__REQUIRED ACTION__:
Nothing but the lines from the one holding "Give me the" through the last line of the material below should be set down, exactly and without images.

___ ENTRIES PROVIDED

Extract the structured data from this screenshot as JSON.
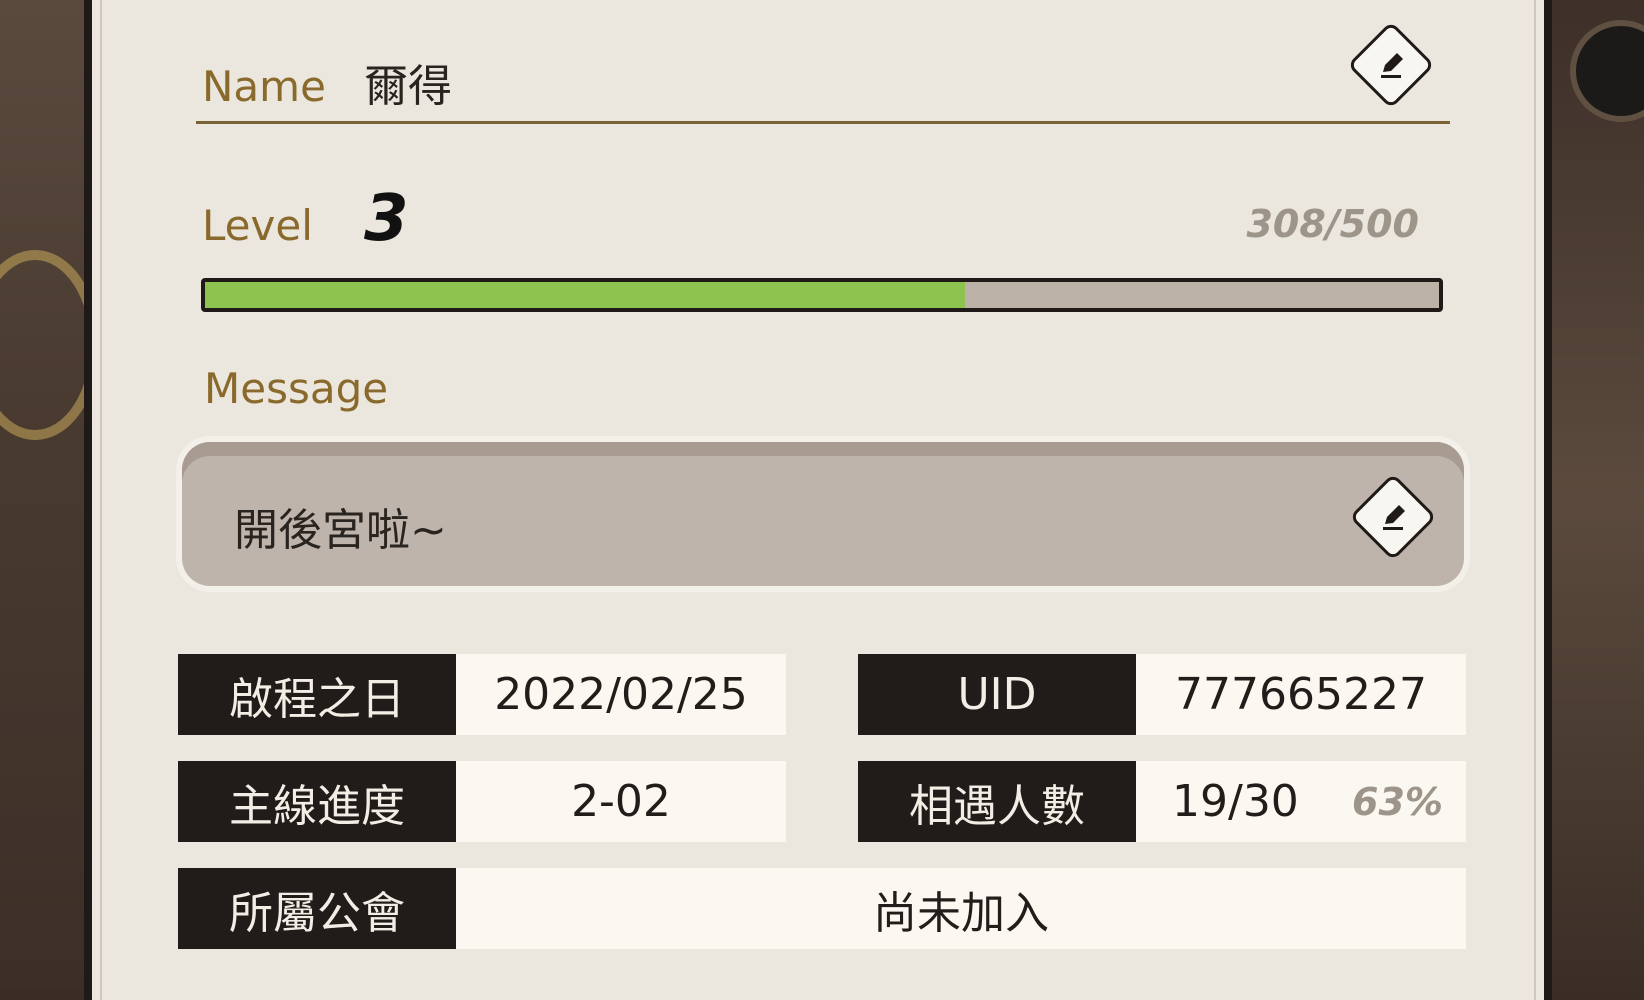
{
  "profile": {
    "name_label": "Name",
    "name_value": "爾得",
    "level_label": "Level",
    "level_value": "3",
    "exp_text": "308/500",
    "exp_fraction": 0.616,
    "message_label": "Message",
    "message_value": "開後宮啦~"
  },
  "info": {
    "start_date_label": "啟程之日",
    "start_date_value": "2022/02/25",
    "uid_label": "UID",
    "uid_value": "777665227",
    "main_progress_label": "主線進度",
    "main_progress_value": "2-02",
    "encounters_label": "相遇人數",
    "encounters_value": "19/30",
    "encounters_percent": "63%",
    "guild_label": "所屬公會",
    "guild_value": "尚未加入"
  },
  "icons": {
    "name_edit": "edit-pencil-icon",
    "message_edit": "edit-pencil-icon"
  },
  "colors": {
    "exp_fill": "#8dc450",
    "gold_label": "#8a6a2c",
    "dark_cell": "#211c19"
  }
}
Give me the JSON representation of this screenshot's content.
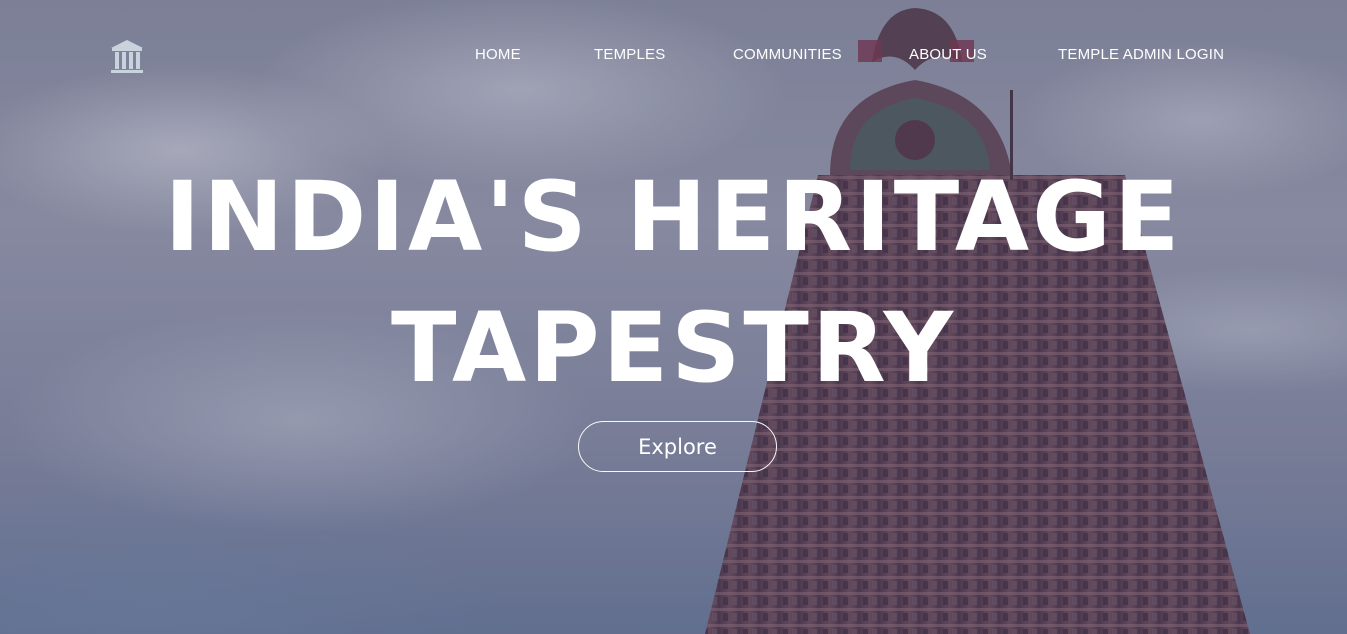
{
  "header": {
    "logo_icon": "temple-columns-icon",
    "nav": {
      "home": "HOME",
      "temples": "TEMPLES",
      "communities": "COMMUNITIES",
      "about": "ABOUT US",
      "admin_login": "TEMPLE ADMIN LOGIN"
    }
  },
  "hero": {
    "title_line1": "INDIA'S HERITAGE",
    "title_line2": "TAPESTRY",
    "cta_label": "Explore"
  },
  "colors": {
    "text": "#ffffff",
    "sky": "#8f93a8",
    "tower": "#6b4a5a"
  }
}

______

__REPLY TO THE EXERCISE__:
Give me the JSON representation of this screenshot's content.
{
  "header": {
    "logo_icon": "temple-columns-icon",
    "nav": {
      "home": "HOME",
      "temples": "TEMPLES",
      "communities": "COMMUNITIES",
      "about": "ABOUT US",
      "admin_login": "TEMPLE ADMIN LOGIN"
    }
  },
  "hero": {
    "title_line1": "INDIA'S HERITAGE",
    "title_line2": "TAPESTRY",
    "cta_label": "Explore"
  },
  "colors": {
    "text": "#ffffff",
    "sky": "#8f93a8",
    "tower": "#6b4a5a"
  }
}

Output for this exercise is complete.